What you should do:
Count how many lines hold "title" in the records, and respond with that number by itself.

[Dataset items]
[Start of section]
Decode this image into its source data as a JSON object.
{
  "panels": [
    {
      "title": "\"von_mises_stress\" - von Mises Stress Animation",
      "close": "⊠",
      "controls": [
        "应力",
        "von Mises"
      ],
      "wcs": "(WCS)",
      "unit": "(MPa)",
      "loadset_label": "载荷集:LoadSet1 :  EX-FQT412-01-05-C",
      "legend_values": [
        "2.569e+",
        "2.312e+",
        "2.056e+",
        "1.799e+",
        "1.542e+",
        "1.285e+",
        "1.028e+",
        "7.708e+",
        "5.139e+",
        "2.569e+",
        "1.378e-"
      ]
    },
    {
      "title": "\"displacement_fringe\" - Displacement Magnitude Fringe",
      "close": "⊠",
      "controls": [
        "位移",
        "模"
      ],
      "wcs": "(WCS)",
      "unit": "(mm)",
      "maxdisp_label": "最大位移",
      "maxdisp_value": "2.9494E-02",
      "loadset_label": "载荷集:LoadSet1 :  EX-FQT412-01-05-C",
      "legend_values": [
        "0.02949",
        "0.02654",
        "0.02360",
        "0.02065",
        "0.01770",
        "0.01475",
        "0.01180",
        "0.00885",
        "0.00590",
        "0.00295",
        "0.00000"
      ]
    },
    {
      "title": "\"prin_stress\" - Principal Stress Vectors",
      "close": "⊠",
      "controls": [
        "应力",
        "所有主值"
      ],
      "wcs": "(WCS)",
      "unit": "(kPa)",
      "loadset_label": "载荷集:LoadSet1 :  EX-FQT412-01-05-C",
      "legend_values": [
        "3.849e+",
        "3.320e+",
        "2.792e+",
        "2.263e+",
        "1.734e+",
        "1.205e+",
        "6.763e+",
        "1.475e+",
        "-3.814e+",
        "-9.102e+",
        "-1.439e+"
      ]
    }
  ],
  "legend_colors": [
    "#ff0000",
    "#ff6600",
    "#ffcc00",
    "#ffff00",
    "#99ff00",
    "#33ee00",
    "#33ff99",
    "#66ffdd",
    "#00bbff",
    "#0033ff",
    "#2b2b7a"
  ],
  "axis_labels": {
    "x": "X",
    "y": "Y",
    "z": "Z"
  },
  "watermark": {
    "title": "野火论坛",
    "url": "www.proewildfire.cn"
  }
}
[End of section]
Solved problem:
4